Releasing the Underground Forest in Mpwapwa, Tanzania

September 22, 2012

Retired Bishop, Simon Chiwanga from Mpwapwa in Tanzania, has been strongly committed to reforestation over a number of years. He had tried closing a hill to human interventions with a disappointing result and in 2005, with the Jitume Foundation community groups, planted two million trees but most died and the groups started to disintegrated.

The Kiboriani Range, devastated by deforestation and constant burning

After attending a Farmer Managed Natural Regeneration Workshop in Moshi, Tanzania in March and the Beating Famine Conference in Nairobi in April, his newfound understanding of FMNR rekindled his determination and he returned to Mpwapwa with renewed zeal to restore degraded farms and hills.

He learnt that forests could be regenerated using the power of the large root systems which often remain alive and have the capacity to draw water and nutrients from deep under the soil surface, after a tree is cut down.

The root system represents 30 – 50% of the biomass of a large tree and may reach many metres into the soil to draw up water and nutrients for regrowth

Bishop Chiwanga wrote to us

The tree stumps never cease to excite me, and I was delighted to find the same with others after the tree stump thing dawns in their minds … Stumps were not quite visible where we began. When we got to a typical tree stump with a few shoots I could not resist my excitement. Apparently the group noticed my radiant face and asked for the reason.  I explained the secret of FMNR- to release the underground forest to come to the surface, and that living stumps were the outlets for the underground forest to mushroom.  A lady remarked, “Ahaa! Is that what we should be looking for, and I was doing a horrible thing to burn tree stumps in my farm so that later I could dig them out for firewood.” We were standing in her farm. From then on we were like game hunters, chasing living stumps.

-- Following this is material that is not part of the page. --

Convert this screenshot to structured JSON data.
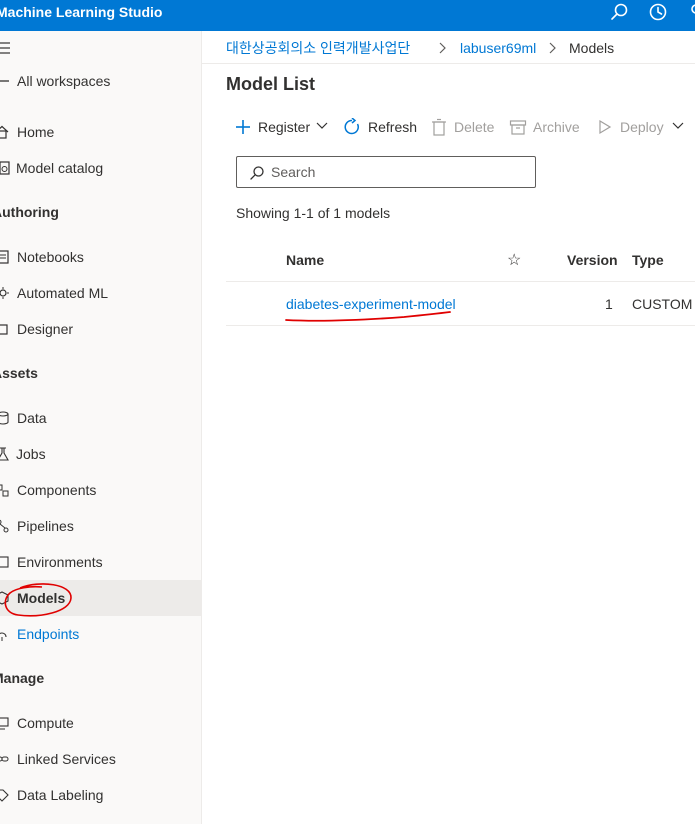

The essence of FMNR is that by pruning the regenerating shoots from a live stump, the water and nutrients from the large root system can energise the remaining shoots to grow rapidly.

The action started immediately. He organised training on his own farm, demonstrating how the living stumps could be found and how to prune the many shoots down to three to five so that they could grow strongly. After demonstration, each participant had the opportunity to prune regrowth.

From left: Bishop Chiwanga (on the right) pointing out a tree stump with regrowth to trainees on his own farm; a participant identifies which shoots she will leave; the remaining shoots will now grow quickly as the competition is reduced


Bishop Chiwanga is the chairman of the Lead Foundation which now plans to train a group 10 FMNR champions in each of 44 villages to demonstrate and follow up FMNR and multiply their efforts by identifying, forming and training other groups.

World Vision Tanzania’s FMNR Champion, Idda Ikombe, has been working with the LEAD Foundation to train champions, identify gaps and add technical expertise.

We hope to share more of the developments in Tanzania in the near future.

Until next time


Liz is travelling in Africa with her husband Tony Rinaudo, a natural resource management advisor with World Vision Australia, encouraging communities, non-government organisations, governments, research organisations and others to scale up reforestation over large areas.